 inbox sample



You can immediately find the real ones and avoid the fake ones.  This is why PayPal endorsed the Iconix solution and distributes it for free: 

paypal button



A similar tool is available for free from Trend Micro, a leading internet security provider:

trend micro button

Iconix Issued Fourth U.S. Patent for Email

October 1, 2010

ICONIX, Inc., the industry leader in visual email solutions, announced that the United States Patent and Trademark Office has issued Iconix’s fourth patent titled

The abstract for U.S. Patent 7,801,961, dated September 21, 2010, states: “A system and method for e-mail authentication. The method includes aggregating a plurality of headers associated with an e-mail message and transmitting the aggregated plurality of headers to a validation service. A validation response is then received from the validation service. The e-mail is authenticated based on the validation response.” Iconix filed the patent on May 9, 2008.

“Among other things, various claims of this patent address using standards-based authentication, such as SPF and DKIM, to provide email recipients with visual indications of the integrity of the sender,” said Jeff Wilbur, vice-president of marketing at ICONIX. “In accordance with one aspect of the inventions covered within the patent, giving consumers visual indications of emails’ integrity allows consumers to easily distinguish real email from fake email in their inboxes.”
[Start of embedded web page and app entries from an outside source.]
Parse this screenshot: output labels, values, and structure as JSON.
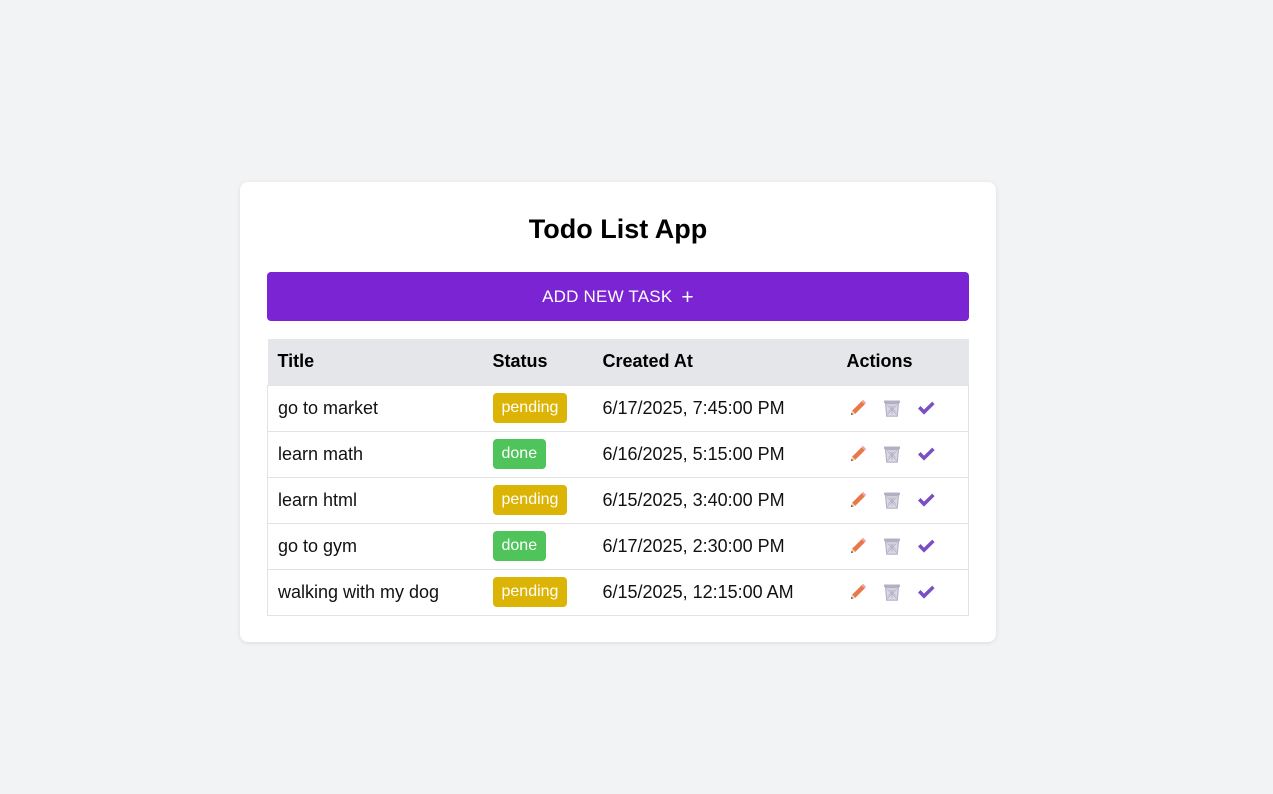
{
  "app": {
    "title": "Todo List App",
    "add_button_label": "ADD NEW TASK",
    "add_button_icon": "+"
  },
  "table": {
    "headers": {
      "title": "Title",
      "status": "Status",
      "created_at": "Created At",
      "actions": "Actions"
    },
    "rows": [
      {
        "title": "go to market",
        "status": "pending",
        "created_at": "6/17/2025, 7:45:00 PM"
      },
      {
        "title": "learn math",
        "status": "done",
        "created_at": "6/16/2025, 5:15:00 PM"
      },
      {
        "title": "learn html",
        "status": "pending",
        "created_at": "6/15/2025, 3:40:00 PM"
      },
      {
        "title": "go to gym",
        "status": "done",
        "created_at": "6/17/2025, 2:30:00 PM"
      },
      {
        "title": "walking with my dog",
        "status": "pending",
        "created_at": "6/15/2025, 12:15:00 AM"
      }
    ],
    "row_actions": [
      "pencil-icon",
      "trash-icon",
      "check-icon"
    ]
  },
  "colors": {
    "page_background": "#f2f3f5",
    "accent": "#7b24d3",
    "pending": "#dcb406",
    "done": "#4fc45a",
    "header_background": "#e5e6e9",
    "edit_icon": "#e8774a",
    "delete_icon": "#b4b0c4",
    "complete_icon": "#7a4ec4"
  }
}
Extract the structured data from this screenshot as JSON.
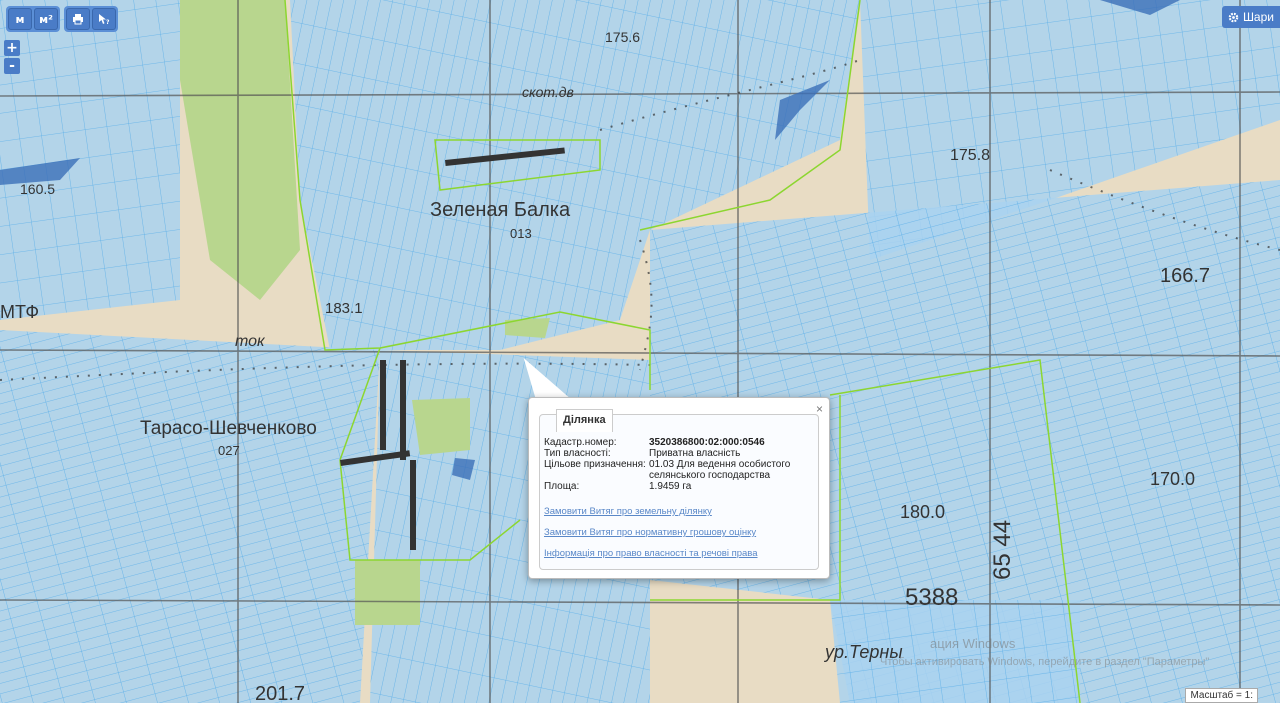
{
  "toolbar": {
    "measure_line": "м",
    "measure_area": "м²",
    "print_icon": "printer-icon",
    "identify_icon": "pointer-help-icon"
  },
  "zoom": {
    "in": "+",
    "out": "-"
  },
  "layers_button": {
    "label": "Шари",
    "icon": "gear-icon"
  },
  "map_labels": {
    "zelena_balka": "Зеленая Балка",
    "zelena_balka_code": "013",
    "taras": "Тарасо-Шевченково",
    "taras_code": "027",
    "terny": "ур.Терны",
    "tok": "ток",
    "skot": "скот.дв",
    "mtf": "МТФ",
    "h1": "175.6",
    "h2": "175.8",
    "h3": "166.7",
    "h4": "170.0",
    "h5": "180.0",
    "h6": "183.1",
    "h7": "201.7",
    "h8": "160.5",
    "grid1": "5388",
    "grid2": "65 44"
  },
  "popup": {
    "tab": "Ділянка",
    "close": "×",
    "fields": [
      {
        "k": "Кадастр.номер:",
        "v": "3520386800:02:000:0546"
      },
      {
        "k": "Тип власності:",
        "v": "Приватна власність"
      },
      {
        "k": "Цільове призначення:",
        "v": "01.03 Для ведення особистого селянського господарства"
      },
      {
        "k": "Площа:",
        "v": "1.9459 га"
      }
    ],
    "links": [
      "Замовити Витяг про земельну ділянку",
      "Замовити Витяг про нормативну грошову оцінку",
      "Інформація про право власності та речові права"
    ]
  },
  "watermark": {
    "line1": "ация Windows",
    "line2": "Чтобы активировать Windows, перейдите в раздел \"Параметры\""
  },
  "scale": {
    "label": "Масштаб = 1:"
  },
  "colors": {
    "parcel_fill": "#a9d3f0",
    "parcel_line": "#5aaee8",
    "boundary": "#8cd630",
    "forest": "#b8d68e",
    "base": "#e8dcc4",
    "ui_blue": "#4a7cc7"
  }
}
“The focus of our Online Trust and Cybersecurity Forum in Washington, D.C. is to educate businesses, government organizations and consumer advocacy groups regarding best practices and the latest technologies to ensure safer online experiences,” said Craig Spiezle, Executive Director of the Online Trust Alliance. “The technology delivered by ICONIX in this patent is exactly the type of innovation that helps increase consumer trust in online activity.”

You can read the entire press release here: